“America,” the girl repeated. “What will you do there?”
I was silent for a little time.
“I will do everything there,” I answered.
Rifka knows nothing about America when she flees from Russia with her family in 1919. But she dreams that in the new country she will, at last, be safe from the Russian soldiers and their harsh treatment of the Jews. Throughout her journey, Rifka carries with her a cherished volume of poetry by Alexander Pushkin. In it, she records her observations and experiences in the form of letters to Tovah, the beloved cousin she has left behind.
Strong-hearted and determined, Rifka must endure a great deal: humiliating examinations by doctors and soldiers, deadly typhus, separation from all she has ever known and loved, murderous storms at sea, detainment on Ellis Island–and is if this is not enough, the loss of her glorious golden hair.
Based on a true story from the author’s family, Letters from Rifka presents a real-life heroine with an uncommon courage and unsinkable spirit.
Twenty years ago I was in third grade reading my first Karen Hesse book, Letters From Rifka. I don’t remember which school I was going to at the time of reading or why I even picked up this story, but I vividly remember the impact it had on me. This book was responsible for many literary firsts in my life and solely inspired my love of Historical Fiction. I have been hoping to acquire it for years, prior to Amazon, and often visited bookstores asking if they carried it. No one had ever heard of it. Now that my daughter was nearing the age I was when I experienced the story, I decided it was time to purchase my own copy and read it with her.
Surprisingly, my son ended up being the one to enjoy this book most! Oftentimes while I am reading, he will be playing on the floor with toys. I had finally given up hope of him listening to what I was reading because a love of books isn’t something I want to force. To my delight, one day I asked if they were ready for me to read Rifka and his response was, “Yes, I love that book!” I asked him what he loved about it and he ended up reciting a full summary of the story. The whole time I was thinking he hadn’t been paying an iota of attention!
For me personally, I was surprised by how many details of this story I remembered two decades later. I know this book resulted in my first recollection of empathy, though I didn’t have a name for the experience at the time. In many ways, this book rocked my sheltered middle-class American world. Through this book alone, I realized kids experienced true suffering, things that had been unimaginable to me before. I understood discrimination and heartbreak, loneliness and longing, even hunger and pain in a completely new way.

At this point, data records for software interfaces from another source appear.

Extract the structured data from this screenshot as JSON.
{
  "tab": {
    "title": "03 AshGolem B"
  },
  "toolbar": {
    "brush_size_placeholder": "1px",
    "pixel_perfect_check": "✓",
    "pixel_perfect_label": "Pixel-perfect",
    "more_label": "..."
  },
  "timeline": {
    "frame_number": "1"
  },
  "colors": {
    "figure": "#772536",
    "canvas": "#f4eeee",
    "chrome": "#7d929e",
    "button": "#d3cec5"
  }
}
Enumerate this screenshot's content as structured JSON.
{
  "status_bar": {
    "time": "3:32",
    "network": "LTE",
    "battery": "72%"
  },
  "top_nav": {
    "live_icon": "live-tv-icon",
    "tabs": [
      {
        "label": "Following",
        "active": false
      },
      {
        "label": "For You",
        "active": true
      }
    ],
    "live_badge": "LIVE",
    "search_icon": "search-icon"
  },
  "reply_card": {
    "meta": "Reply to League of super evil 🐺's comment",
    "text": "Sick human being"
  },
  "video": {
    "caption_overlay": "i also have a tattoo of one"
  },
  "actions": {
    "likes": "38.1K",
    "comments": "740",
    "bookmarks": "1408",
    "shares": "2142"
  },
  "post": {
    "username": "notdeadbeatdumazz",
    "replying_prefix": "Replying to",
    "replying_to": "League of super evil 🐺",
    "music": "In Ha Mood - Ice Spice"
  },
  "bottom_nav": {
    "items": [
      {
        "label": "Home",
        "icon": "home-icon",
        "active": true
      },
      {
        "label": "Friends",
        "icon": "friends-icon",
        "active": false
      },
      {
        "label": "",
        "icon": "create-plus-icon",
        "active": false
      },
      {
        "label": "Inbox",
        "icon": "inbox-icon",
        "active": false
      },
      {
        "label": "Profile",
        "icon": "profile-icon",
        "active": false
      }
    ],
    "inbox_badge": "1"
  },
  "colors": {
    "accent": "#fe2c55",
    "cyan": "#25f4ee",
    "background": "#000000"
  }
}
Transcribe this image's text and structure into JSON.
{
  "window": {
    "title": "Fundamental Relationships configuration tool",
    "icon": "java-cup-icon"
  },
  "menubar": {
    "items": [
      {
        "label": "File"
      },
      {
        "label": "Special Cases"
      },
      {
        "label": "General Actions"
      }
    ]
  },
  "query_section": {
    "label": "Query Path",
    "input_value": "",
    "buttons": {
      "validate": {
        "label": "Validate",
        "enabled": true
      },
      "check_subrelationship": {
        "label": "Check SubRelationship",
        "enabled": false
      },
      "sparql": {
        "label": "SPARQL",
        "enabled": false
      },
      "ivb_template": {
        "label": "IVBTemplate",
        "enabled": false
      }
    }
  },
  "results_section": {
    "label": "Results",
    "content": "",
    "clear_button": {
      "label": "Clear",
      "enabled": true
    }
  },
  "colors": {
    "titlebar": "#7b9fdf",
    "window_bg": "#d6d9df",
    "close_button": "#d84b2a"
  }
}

I remember being awed by Karen Hesse’s writing. At one point she described a person creating a breeze in the air when they walked by. Such a simple thing, but as a kid, this realization of knowing another person experienced something I often observed was like an awakening. People could write anything – they could describe even the most mundane things and it became magical to me.
In third grade, I also moved away from the only friends I had ever known in my small hometown in Michigan for a cruel new school in Alabama. A school where I was mercilessly teased for my blonde hair, my white skin, the way I talked, and many other things. At the time, I wrote letters to my friends “back home” and drew strength from those relationships when I had no friends at my new school. Experiencing the letters Rifka wrote to her cousin, Tovah, allowed me to experience a sense of kinship. She knew what it was like to miss her home and all she knew, just like I was.
As an adult, reading this book to my children was one of the most nostalgic experiences I think I have ever had. I loved sharing this book with them and being able to explain the things they didn’t quite understand. We pulled out a map of Russia and Europe to follow Rifka’s journey as she traveled and they were able to gain a bit of worldly understanding. We talked about Judaism and the treatment of Jews throughout history. Overall, this book fostered a great learning experience for my kiddos and me. So many years later, this book is still making an impact in the lives and hearts of children and I could not be more grateful to Karen Hesse.
Facebook | Twitter | Instagram| BlogLovin’
5 Comments Add yours
This book brings back memories.I read it to my fourth grade classes many years ago.
LikeLiked by 1 person
You’re the only one I know who’s ever read it!!
LikeLiked by 1 person
I love your review of this, Ashley! I am not sure I know this book, but I’m definitely going to read it. Love the nostalgia this book has for you and how you are sharing it with your kids!
LikeLiked by 1 person